The draftsman has a way of making the lines speak for themselves. In the draftsman's language, symbols and conventions are his words. His vocabulary has lines of all types. There are thick lines, thin lines, dotted lines, dashed lines, straight lines, and curved lines. Each has a different meaning and function. The draftsman's language, like any language, depends on a mutual knowledge of the symbols. The theatre, more than any other craft, relies on this mutual understanding to coordinate all phases of a stage production.
The first and simplest convention is the drawing of lines in different weights or thicknesses. The various types of line symbols are grouped into three weight classes: light, medium, and heavy. A line is made heavy or light depending on its eye-catching importance on the blueprint. Obviously, heavy lines are going to be seen first, medium-weight lines second, and lightweight lines last. Beyond the descriptive quality of the weight of a line there is the meaning or symbol of the function implied in the use of certain lines that needs to be explained.
It is easiest to begin with the medium- weight lines, for they are used the most and have already been seen in the working drawing of the three-step. They are the outline lines that represent the shape of the object, showing the edges and surfaces as they appear at the angle of the view. The visible outline is a solid line indicating the visible surfaces. The hidden, or invisible, outline is a dotted line indicating the hidden surfaces, not visible in the view.
Frequently the draftsman will want to show where an adjoining element of scenery touches the surface of an object or the alternate position of the same object. The phantom line symbolizes the removed object by outlining its position in the view. The designer has a choice of the symbols: a dashed line or the repetition of an elongated dash and two dots. Because a phantom line should always carry a label, the choice of line depends on the complexity of the outline of the removed part. Whichever symbol is chosen should be used consistently throughout the drawing.
The lightweight lines are many and varied in uses. Their function is to give additional information about the object and still not detract from the overall picture created by the outlines. That's why they are light in weight.

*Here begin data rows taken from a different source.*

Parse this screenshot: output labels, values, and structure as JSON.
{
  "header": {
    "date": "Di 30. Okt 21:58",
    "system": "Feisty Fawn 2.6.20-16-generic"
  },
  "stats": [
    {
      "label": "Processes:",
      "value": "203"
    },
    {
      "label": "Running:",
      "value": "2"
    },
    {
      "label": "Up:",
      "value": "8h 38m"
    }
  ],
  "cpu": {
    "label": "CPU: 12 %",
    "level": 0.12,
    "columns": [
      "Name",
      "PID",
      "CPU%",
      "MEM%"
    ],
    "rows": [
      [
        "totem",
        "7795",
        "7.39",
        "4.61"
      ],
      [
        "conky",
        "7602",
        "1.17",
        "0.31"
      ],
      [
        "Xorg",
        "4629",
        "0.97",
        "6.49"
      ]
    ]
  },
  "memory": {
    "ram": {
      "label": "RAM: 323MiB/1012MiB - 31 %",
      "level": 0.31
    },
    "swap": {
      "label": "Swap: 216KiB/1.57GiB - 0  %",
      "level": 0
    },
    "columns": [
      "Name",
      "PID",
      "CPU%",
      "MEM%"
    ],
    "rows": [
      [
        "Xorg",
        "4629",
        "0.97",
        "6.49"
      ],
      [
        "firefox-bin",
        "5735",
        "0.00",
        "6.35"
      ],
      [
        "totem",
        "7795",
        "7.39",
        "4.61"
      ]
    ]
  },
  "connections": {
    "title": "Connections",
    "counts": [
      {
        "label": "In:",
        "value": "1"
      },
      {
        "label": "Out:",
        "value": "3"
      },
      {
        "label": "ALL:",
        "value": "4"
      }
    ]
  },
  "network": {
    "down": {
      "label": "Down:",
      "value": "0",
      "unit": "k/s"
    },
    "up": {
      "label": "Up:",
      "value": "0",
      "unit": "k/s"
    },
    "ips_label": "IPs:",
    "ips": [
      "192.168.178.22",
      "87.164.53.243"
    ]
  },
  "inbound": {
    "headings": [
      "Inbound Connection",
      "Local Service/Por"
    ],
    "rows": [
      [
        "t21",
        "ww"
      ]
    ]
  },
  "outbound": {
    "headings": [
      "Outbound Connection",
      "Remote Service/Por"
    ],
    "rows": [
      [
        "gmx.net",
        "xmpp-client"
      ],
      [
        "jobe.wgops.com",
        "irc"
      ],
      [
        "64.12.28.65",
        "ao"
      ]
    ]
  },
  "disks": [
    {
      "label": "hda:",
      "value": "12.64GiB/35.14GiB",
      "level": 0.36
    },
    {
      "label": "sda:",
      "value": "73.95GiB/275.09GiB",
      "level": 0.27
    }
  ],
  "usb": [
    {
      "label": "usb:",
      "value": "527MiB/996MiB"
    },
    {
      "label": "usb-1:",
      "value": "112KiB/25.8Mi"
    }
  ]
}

Dimension lines, with arrowheads at the ends, mark the extent of the surface that is being dimensioned. Figures, set into the line, show the exact distance. If